A new education report has revealed that according to them, ‘affordable tuition’ should range between $4,900 and $6,261. More than half of the people surveyed in the report held this opinion.

However, the views of the schools have left several parents in shock as they believe these fees would still create “financial chaos” for families with multiple children.

The Dubai Education Report was released on December 10 by Knight Frank, a real-estate consultancy firm that conducted a survey among education service providers representing 58 large, small, branded and local private schools in Dubai. The goal of the report was to measure affordability beyond monetary value, and examine it within the context of distance or time.

A total of 80% of respondents said tuition fees should be less than $8,984 for Year 1 and 56% believe it should be in the range of $4,900 to $6,261.

For Year 7, 77% of schools said fees should be less than $11,162 and 44% responded as saying it should range from $8,984 to $12,523. Meanwhile, for Year 13, 70% believe tuition fees should be equal or less than $16,335.

The report stated: “The education sector in Dubai is now at a tipping point, with aggressive marketing and tuition fee discounts symptomatic of an oversupply of schools. Pressure is expected to increase with a further 13 schools slated to open this academic year, bringing the total number of private schools in Dubai to 207.

“With this drastic increase in choice, the market is now tipped in favour of consumers who are demanding quality education at lower price points. However, affordability has never been uniformly defined, nor do we know if meeting these demands is possible.”

Parents who spoke to Khaleej Times felt that these prices are not affordable for middle-income families, who are already struggling to make ends meet.

A mother of two, Madeha Tahir, stated: “This will be a big problem. If someone is paying $5,425 just for the foundation stage, for two kids it will be $10,890. Also, in schools, every other day there is some kind of activity and transportation costs are high, which means yearly costs go up to between $13,613 and $16,335 just for two children. If fees are this high, then our salaries should be based on them. Those who want to pay lower fees end up sacrificing the quality of education.”

Another mother of two, Sabah Khalil, stated affordable tuition fees should be measured by calculating the average person’s salary, expenses and what they already pay for their child’s education.

“University fee is more than $10,890, so how can schooling be the same? It’s not affordable. Once you have three kids and by the time they reach higher education, most families leave and go back to their countries.

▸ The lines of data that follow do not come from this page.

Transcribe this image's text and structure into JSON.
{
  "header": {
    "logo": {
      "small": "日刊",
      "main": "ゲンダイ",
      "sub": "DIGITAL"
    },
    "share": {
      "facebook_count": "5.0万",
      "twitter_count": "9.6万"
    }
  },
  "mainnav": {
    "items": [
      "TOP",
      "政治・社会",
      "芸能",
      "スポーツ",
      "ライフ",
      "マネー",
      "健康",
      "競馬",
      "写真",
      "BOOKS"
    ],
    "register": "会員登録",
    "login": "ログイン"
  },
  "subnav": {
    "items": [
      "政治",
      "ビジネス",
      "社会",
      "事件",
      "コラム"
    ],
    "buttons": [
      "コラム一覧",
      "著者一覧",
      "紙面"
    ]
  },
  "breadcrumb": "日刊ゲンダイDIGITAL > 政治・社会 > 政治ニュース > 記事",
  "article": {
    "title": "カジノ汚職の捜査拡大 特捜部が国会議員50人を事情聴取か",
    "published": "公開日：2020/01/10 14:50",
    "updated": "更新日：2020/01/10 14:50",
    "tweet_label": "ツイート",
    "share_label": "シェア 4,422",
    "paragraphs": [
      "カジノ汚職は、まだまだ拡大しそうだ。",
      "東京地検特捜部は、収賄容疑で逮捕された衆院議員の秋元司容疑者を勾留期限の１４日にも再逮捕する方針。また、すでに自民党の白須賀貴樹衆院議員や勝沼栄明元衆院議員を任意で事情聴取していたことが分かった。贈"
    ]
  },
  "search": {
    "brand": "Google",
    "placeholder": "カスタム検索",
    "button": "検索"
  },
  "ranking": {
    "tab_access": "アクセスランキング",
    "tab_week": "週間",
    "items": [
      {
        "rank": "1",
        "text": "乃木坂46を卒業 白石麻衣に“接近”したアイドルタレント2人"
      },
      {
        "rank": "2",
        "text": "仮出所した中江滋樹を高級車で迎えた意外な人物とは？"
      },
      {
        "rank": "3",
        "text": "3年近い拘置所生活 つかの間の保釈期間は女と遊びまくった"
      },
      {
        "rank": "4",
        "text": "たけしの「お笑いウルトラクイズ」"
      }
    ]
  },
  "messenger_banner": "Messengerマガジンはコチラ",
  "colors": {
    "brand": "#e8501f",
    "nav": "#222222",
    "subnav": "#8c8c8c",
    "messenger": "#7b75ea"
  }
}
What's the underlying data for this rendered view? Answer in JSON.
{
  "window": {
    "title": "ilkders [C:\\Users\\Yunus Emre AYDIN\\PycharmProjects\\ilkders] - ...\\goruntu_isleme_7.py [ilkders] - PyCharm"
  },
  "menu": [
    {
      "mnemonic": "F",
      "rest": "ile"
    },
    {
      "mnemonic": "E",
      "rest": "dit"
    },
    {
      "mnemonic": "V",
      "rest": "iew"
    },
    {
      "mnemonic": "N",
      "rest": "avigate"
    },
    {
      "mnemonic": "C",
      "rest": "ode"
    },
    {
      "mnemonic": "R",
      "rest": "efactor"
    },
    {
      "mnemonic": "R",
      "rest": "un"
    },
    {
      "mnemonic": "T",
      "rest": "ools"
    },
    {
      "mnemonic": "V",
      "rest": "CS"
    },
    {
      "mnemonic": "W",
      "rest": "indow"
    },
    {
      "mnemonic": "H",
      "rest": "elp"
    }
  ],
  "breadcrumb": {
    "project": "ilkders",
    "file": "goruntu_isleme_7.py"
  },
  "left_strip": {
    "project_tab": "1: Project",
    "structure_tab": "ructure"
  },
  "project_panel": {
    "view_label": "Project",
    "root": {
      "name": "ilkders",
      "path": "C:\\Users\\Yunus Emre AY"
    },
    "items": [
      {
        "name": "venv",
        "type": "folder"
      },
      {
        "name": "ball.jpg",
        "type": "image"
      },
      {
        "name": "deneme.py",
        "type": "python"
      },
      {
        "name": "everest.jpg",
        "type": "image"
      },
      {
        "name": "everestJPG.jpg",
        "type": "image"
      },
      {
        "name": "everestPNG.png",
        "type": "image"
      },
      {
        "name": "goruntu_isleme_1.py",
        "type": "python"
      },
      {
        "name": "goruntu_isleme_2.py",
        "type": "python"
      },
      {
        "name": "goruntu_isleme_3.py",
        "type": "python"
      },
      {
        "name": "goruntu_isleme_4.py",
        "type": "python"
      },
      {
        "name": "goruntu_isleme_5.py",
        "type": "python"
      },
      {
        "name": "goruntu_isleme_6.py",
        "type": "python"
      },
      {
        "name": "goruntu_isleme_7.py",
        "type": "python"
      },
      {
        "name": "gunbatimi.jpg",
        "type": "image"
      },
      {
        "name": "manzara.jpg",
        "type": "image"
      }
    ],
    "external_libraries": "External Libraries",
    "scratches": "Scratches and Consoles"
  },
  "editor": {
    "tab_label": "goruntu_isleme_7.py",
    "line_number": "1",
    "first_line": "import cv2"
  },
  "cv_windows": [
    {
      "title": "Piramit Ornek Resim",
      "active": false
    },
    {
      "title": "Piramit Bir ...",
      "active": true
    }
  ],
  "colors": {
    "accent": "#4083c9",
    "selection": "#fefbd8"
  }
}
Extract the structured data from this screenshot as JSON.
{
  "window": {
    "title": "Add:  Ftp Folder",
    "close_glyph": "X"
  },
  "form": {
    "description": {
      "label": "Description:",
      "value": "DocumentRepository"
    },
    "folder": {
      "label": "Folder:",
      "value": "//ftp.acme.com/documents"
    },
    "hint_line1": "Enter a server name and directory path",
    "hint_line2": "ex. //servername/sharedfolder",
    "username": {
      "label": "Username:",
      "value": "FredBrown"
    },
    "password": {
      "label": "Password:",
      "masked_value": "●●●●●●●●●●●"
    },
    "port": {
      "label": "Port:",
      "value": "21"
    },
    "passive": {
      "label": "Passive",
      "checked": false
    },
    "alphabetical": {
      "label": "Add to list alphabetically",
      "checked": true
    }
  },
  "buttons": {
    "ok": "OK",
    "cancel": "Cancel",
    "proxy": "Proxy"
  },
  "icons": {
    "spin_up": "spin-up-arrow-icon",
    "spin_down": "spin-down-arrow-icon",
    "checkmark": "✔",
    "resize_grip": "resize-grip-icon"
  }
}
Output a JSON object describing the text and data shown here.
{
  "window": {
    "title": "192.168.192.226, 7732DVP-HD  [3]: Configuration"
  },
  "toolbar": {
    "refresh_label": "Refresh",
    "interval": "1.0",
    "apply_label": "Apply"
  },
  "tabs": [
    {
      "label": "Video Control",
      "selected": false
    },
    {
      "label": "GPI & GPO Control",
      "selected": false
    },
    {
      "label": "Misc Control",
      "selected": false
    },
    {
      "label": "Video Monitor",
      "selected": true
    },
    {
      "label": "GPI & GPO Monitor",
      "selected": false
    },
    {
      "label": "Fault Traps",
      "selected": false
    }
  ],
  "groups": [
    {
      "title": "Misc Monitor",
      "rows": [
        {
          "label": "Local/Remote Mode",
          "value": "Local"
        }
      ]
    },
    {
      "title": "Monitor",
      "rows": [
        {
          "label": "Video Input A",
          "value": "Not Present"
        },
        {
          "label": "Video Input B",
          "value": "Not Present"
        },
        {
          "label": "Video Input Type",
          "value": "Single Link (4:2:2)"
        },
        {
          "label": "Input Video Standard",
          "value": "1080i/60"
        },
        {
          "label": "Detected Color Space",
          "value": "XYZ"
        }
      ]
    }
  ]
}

In Dubai, though, there are cheaper schools, such as in Deira, Oud Metha – they’re of lower quality of education but fine. I know lots of people who can’t afford such fees so they send their children to schools with lower fees,” Khalil said.

Leave a Comment